Each line that has the string "icon" must be copied from the records below.

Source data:
┌────────

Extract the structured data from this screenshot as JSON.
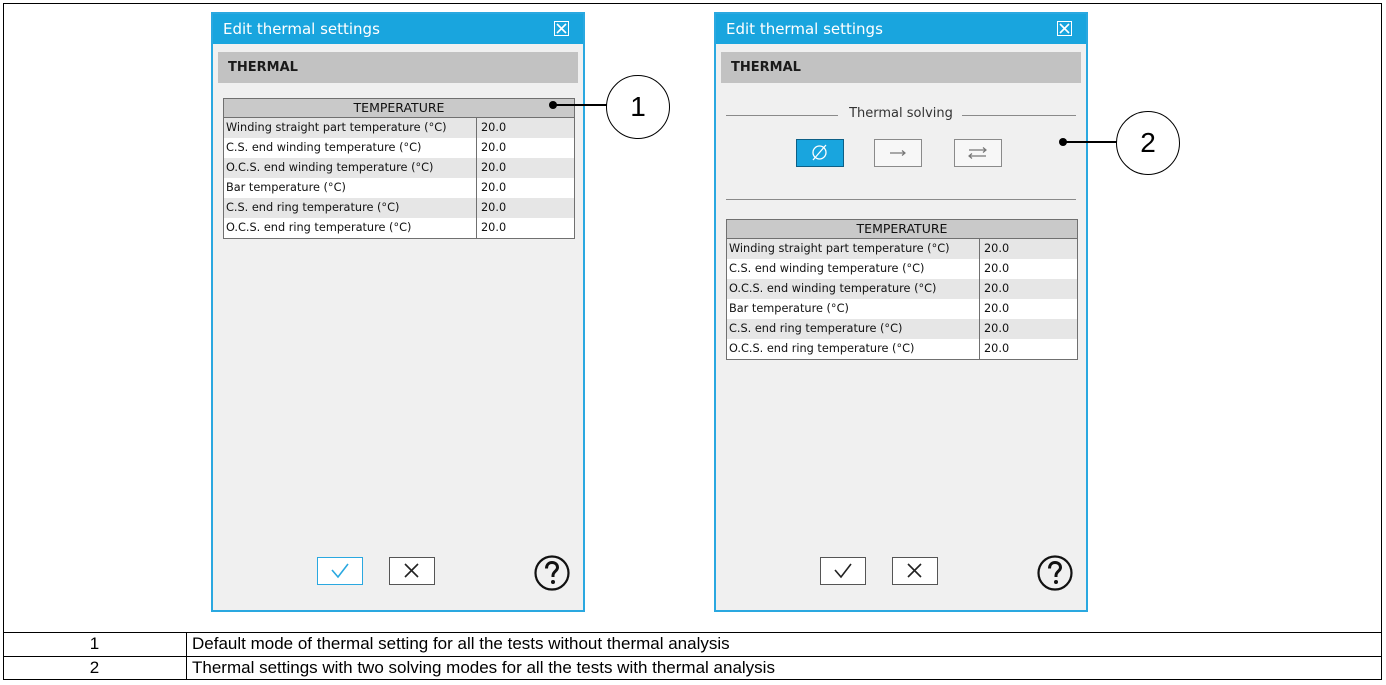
{
  "left_dialog": {
    "title": "Edit thermal settings",
    "section": "THERMAL",
    "table_header": "TEMPERATURE",
    "rows": [
      {
        "label": "Winding straight part temperature (°C)",
        "value": "20.0"
      },
      {
        "label": "C.S. end winding temperature (°C)",
        "value": "20.0"
      },
      {
        "label": "O.C.S. end winding temperature (°C)",
        "value": "20.0"
      },
      {
        "label": "Bar temperature (°C)",
        "value": "20.0"
      },
      {
        "label": "C.S. end ring temperature (°C)",
        "value": "20.0"
      },
      {
        "label": "O.C.S. end ring temperature (°C)",
        "value": "20.0"
      }
    ],
    "ok_button": "check-icon",
    "cancel_button": "x-icon",
    "help_button": "question-icon"
  },
  "right_dialog": {
    "title": "Edit thermal settings",
    "section": "THERMAL",
    "solving_label": "Thermal solving",
    "modes": [
      "empty-set-icon",
      "arrow-right-icon",
      "arrows-exchange-icon"
    ],
    "selected_mode": "empty-set-icon",
    "table_header": "TEMPERATURE",
    "rows": [
      {
        "label": "Winding straight part temperature (°C)",
        "value": "20.0"
      },
      {
        "label": "C.S. end winding temperature (°C)",
        "value": "20.0"
      },
      {
        "label": "O.C.S. end winding temperature (°C)",
        "value": "20.0"
      },
      {
        "label": "Bar temperature (°C)",
        "value": "20.0"
      },
      {
        "label": "C.S. end ring temperature (°C)",
        "value": "20.0"
      },
      {
        "label": "O.C.S. end ring temperature (°C)",
        "value": "20.0"
      }
    ]
  },
  "callouts": [
    "1",
    "2"
  ],
  "legend": [
    {
      "num": "1",
      "text": "Default mode of thermal setting for all the tests without thermal analysis"
    },
    {
      "num": "2",
      "text": "Thermal settings with two solving modes for all the tests with thermal analysis"
    }
  ],
  "colors": {
    "title_bar": "#19a5de",
    "selected": "#19a5de",
    "section": "#c2c2c2"
  }
}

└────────

Response to this task:
    "ok_button": "check-icon",
    "cancel_button": "x-icon",
    "help_button": "question-icon"
      "empty-set-icon",
      "arrow-right-icon",
      "arrows-exchange-icon"
    "selected_mode": "empty-set-icon",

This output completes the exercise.